So, orders are written that the patient should stay in hospital for the duration of the antibiotic treatment (six weeks.) The course of events that follows is both common and predictable. In the first few days of the admission the patient is both very sick and experiencing withdrawal. But as the patient improves and becomes more mobile and as the patient may well have no particular intention to stop using at this time the patient may continue to use while in hospital. This results in visits from friends (and dealers) drug paraphernalia in the room (including needles) and drug use on the hospital premises, in the washrooms, stairwells, car parks and so on. This, of course, does not exactly sit well with hospital staff – who have legitimate fears for their own safety, and who often find it extremely difficult to deal with patients in these circumstances. As staff and hospitals struggle to retain (or regain) control over the situation they typically seek to impose conditions on the patient’s stay. (The patient “responsibility” part of patient rights and responsibilities.) The patient experiences these conditions as increasingly onerous and so they eventually just leave “AMA.” The PICC line is removed and the patient leaves without complete treatment, without follow up and with a fractured relationship with the health care system.
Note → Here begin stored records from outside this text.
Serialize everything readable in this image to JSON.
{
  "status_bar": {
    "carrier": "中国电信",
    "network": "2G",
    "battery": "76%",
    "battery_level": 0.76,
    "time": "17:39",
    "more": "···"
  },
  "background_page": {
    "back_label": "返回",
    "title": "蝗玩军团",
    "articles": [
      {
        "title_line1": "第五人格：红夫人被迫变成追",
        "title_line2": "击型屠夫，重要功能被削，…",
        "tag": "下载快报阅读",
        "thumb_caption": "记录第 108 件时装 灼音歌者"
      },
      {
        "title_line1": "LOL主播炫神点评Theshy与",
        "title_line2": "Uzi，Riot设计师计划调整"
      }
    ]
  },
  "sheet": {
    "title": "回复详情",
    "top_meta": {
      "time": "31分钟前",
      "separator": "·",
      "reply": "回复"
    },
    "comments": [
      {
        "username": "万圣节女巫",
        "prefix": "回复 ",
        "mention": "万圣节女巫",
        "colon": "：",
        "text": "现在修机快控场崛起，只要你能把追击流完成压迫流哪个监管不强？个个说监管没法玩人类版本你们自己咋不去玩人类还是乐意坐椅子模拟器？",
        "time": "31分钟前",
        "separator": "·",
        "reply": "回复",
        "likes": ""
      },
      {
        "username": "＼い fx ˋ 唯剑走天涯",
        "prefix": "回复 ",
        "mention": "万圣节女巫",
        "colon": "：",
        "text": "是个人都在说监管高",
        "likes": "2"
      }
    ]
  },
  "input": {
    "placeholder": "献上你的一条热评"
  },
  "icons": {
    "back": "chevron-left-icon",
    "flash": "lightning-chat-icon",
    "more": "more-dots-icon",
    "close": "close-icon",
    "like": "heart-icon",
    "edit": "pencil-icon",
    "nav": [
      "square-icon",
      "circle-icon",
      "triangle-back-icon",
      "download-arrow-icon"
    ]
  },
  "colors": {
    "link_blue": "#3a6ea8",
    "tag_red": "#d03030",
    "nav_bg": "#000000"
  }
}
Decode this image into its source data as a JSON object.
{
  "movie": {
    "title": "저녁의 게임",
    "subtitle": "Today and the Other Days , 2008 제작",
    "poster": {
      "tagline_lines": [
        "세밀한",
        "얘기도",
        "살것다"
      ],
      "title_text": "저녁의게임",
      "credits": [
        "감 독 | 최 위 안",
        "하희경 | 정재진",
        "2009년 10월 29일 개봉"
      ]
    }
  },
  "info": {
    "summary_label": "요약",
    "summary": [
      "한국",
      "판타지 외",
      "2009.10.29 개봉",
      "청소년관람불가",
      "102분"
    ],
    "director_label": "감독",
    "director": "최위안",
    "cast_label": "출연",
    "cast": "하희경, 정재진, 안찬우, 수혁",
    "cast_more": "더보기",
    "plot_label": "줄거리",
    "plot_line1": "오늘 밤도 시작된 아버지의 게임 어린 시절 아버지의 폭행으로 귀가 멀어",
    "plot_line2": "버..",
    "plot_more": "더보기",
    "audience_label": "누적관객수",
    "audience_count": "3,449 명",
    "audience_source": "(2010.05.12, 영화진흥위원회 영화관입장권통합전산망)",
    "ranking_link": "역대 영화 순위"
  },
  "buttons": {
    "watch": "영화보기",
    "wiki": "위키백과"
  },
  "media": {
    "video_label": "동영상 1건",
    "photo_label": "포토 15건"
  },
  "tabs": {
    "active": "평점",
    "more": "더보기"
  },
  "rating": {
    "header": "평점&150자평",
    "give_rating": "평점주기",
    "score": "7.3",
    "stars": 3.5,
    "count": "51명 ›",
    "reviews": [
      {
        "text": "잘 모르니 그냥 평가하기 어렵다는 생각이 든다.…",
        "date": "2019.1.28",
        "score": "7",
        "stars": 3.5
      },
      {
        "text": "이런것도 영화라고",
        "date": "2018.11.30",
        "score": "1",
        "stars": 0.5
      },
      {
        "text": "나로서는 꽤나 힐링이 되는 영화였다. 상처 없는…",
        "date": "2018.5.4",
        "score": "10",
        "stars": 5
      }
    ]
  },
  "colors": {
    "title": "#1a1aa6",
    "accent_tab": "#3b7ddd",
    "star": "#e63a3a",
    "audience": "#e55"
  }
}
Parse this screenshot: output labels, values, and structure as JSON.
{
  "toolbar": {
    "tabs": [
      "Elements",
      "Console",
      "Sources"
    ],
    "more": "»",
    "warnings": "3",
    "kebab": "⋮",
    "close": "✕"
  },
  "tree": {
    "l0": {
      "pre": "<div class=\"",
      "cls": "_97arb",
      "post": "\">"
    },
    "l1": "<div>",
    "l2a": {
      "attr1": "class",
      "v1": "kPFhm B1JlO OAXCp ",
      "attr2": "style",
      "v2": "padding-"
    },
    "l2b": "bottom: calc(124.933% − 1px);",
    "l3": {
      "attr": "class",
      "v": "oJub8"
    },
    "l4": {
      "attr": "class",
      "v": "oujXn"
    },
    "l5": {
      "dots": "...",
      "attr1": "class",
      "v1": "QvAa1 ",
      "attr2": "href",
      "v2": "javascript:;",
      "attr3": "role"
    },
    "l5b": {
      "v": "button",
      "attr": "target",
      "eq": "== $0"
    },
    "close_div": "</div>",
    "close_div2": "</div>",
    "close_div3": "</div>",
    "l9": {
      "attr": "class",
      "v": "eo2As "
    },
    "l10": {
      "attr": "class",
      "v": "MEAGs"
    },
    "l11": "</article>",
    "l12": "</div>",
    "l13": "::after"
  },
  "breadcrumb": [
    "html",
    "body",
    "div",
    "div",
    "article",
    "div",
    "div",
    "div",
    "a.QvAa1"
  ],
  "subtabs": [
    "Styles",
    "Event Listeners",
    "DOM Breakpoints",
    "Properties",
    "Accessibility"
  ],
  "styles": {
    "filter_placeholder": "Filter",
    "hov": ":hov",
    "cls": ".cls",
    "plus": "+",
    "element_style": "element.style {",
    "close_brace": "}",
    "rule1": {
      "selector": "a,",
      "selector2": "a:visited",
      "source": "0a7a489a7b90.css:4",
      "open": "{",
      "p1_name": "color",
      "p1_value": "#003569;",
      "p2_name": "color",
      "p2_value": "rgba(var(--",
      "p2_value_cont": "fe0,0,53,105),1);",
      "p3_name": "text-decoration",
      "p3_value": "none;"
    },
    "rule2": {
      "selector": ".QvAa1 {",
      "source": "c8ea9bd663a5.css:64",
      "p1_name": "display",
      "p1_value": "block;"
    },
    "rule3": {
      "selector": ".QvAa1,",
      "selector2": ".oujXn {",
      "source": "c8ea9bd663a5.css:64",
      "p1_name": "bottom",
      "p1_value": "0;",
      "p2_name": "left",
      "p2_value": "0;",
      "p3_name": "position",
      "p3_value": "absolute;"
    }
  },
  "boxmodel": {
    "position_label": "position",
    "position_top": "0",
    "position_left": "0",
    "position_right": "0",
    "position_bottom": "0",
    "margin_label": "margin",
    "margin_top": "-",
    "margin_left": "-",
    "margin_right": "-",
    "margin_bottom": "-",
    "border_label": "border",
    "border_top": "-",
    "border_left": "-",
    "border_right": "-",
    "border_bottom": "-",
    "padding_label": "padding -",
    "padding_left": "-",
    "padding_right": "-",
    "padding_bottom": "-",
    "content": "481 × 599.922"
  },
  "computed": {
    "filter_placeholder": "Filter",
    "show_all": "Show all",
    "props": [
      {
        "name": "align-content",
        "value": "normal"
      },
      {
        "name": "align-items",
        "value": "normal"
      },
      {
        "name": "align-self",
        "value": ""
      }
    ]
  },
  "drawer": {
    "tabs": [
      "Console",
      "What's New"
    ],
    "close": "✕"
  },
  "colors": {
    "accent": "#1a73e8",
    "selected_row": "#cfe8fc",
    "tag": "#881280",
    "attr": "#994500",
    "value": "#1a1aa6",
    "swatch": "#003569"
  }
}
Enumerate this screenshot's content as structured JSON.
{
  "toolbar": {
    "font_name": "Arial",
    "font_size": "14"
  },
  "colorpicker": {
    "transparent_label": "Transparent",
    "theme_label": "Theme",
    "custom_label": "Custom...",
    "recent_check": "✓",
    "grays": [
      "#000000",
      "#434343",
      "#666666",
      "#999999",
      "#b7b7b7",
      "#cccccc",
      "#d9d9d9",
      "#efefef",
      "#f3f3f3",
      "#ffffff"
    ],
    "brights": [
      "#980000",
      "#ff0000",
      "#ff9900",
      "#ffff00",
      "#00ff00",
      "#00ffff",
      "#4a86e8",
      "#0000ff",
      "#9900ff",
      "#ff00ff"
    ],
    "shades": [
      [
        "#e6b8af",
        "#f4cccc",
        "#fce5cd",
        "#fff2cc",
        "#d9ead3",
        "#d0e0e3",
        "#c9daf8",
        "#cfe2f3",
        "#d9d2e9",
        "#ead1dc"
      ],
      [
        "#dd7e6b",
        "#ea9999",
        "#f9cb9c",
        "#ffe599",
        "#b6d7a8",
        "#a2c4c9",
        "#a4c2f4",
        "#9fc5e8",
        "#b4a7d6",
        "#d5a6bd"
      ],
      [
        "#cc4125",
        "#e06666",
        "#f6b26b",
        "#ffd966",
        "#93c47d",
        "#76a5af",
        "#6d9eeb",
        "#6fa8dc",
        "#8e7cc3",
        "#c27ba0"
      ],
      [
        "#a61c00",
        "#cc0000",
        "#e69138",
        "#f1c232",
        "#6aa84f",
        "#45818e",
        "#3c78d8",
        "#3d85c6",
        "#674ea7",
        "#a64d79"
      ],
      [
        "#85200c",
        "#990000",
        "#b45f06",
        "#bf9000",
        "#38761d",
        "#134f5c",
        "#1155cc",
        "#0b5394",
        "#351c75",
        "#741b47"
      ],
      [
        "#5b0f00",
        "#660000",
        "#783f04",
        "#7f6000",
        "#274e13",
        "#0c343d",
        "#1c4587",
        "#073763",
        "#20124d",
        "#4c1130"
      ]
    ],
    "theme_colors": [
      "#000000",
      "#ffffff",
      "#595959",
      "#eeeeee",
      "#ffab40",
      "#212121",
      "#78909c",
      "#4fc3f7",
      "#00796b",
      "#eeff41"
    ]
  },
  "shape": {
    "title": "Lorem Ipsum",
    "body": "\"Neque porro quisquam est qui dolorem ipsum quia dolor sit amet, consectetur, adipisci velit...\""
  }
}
It is widely accepted that this process does not work – it does not work for patients who end up not receiving treatment that could benefit them, it does not work for hospitals and care providers who struggle to meet their patient’s needs, and it does not work to build trusting relationships between patients and health care providers.
So what are the alternatives?
We would be interested to hear your thoughts and experiences and suggestions for ways forward.